Friday, January 22, 2010

Government should be limited to stimulate economy

Former Mayor Frank Guinta said his zero-based budgeting approach to cutting spending and taxes is working in Manchester, and there is no reason it wouldn’t work in Washington once he is elected to Congress.

“[Department heads] didn’t like it. The budget process for them was longer. It required more time, but guess what? Taxpayers appreciated it,” he said. “We were able to find pots of money in different departments that didn’t have any purpose. And we reduced those things. We cut them out of the budget.”

Guinta, who is running for New Hampshire’s First District U.S. House seat, told a crowd of about 100 in Bedford’s Town Hall on Thursday that government budgets and taxes increase every year because elected officials usually start with the prior year’s budget, then add spending to it. The zero-based budgeting system he implemented as mayor forced department heads to build their budgets from scratch every year. It also forced them to justify every major expense.

“I use this quick phrase ‘freeze, cap and cut’,” Guinta said. “Let’s freeze [federal] spending number one. Let’s just freeze it—stop—you have to stop the bleeding going on. Instead, the Senate is considering raising the debt ceiling by $1.9 trillion. So they still don’t get it.”

Next, analyze every department for waste by doing a top-to-bottom budget review. Last, cut items out of the budget by first prioritizing what services are most important and constitutional, he said.

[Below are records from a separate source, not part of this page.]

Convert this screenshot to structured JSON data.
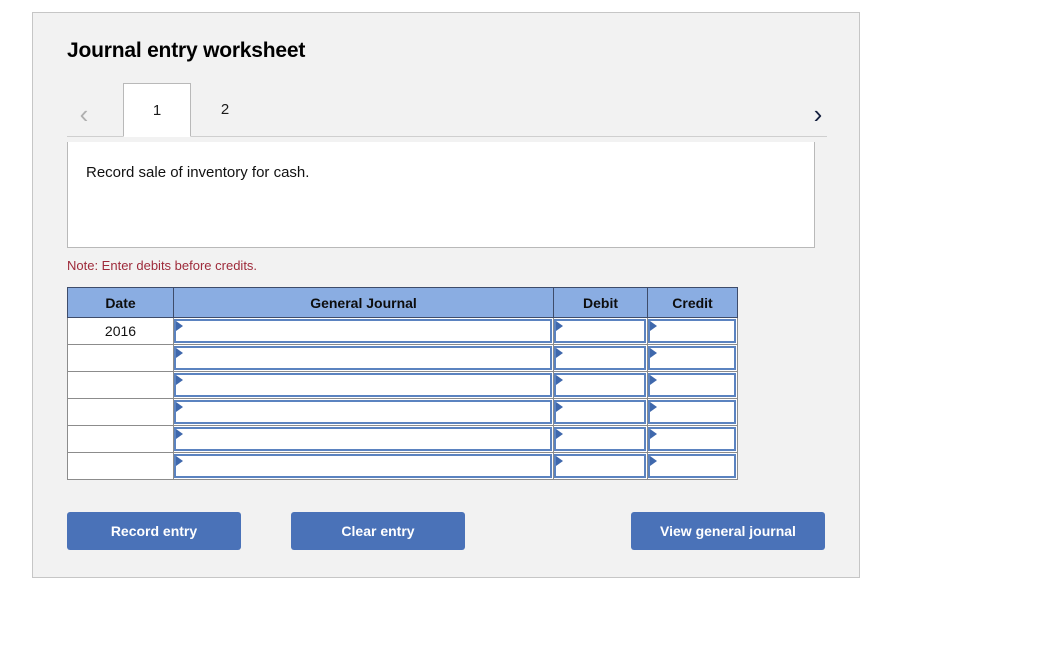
{
  "panel": {
    "title": "Journal entry worksheet"
  },
  "tabs": {
    "prev_icon": "chevron-left-icon",
    "next_icon": "chevron-right-icon",
    "items": [
      {
        "label": "1",
        "active": true
      },
      {
        "label": "2",
        "active": false
      }
    ]
  },
  "description": {
    "text": "Record sale of inventory for cash."
  },
  "note": {
    "text": "Note: Enter debits before credits."
  },
  "table": {
    "columns": [
      "Date",
      "General Journal",
      "Debit",
      "Credit"
    ],
    "rows": [
      {
        "date": "2016",
        "general_journal": "",
        "debit": "",
        "credit": ""
      },
      {
        "date": "",
        "general_journal": "",
        "debit": "",
        "credit": ""
      },
      {
        "date": "",
        "general_journal": "",
        "debit": "",
        "credit": ""
      },
      {
        "date": "",
        "general_journal": "",
        "debit": "",
        "credit": ""
      },
      {
        "date": "",
        "general_journal": "",
        "debit": "",
        "credit": ""
      },
      {
        "date": "",
        "general_journal": "",
        "debit": "",
        "credit": ""
      }
    ]
  },
  "buttons": {
    "record": "Record entry",
    "clear": "Clear entry",
    "view": "View general journal"
  },
  "colors": {
    "header_blue": "#8aade2",
    "button_blue": "#4a72b8",
    "input_border_blue": "#5b83c0",
    "note_red": "#9e2a3a",
    "panel_bg": "#f2f2f2"
  }
}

Businesses engage in such practices every day, but they face increasing pressure from the government to hand over more of their hard-earned money. This, in turn, is stifling the economy, he said.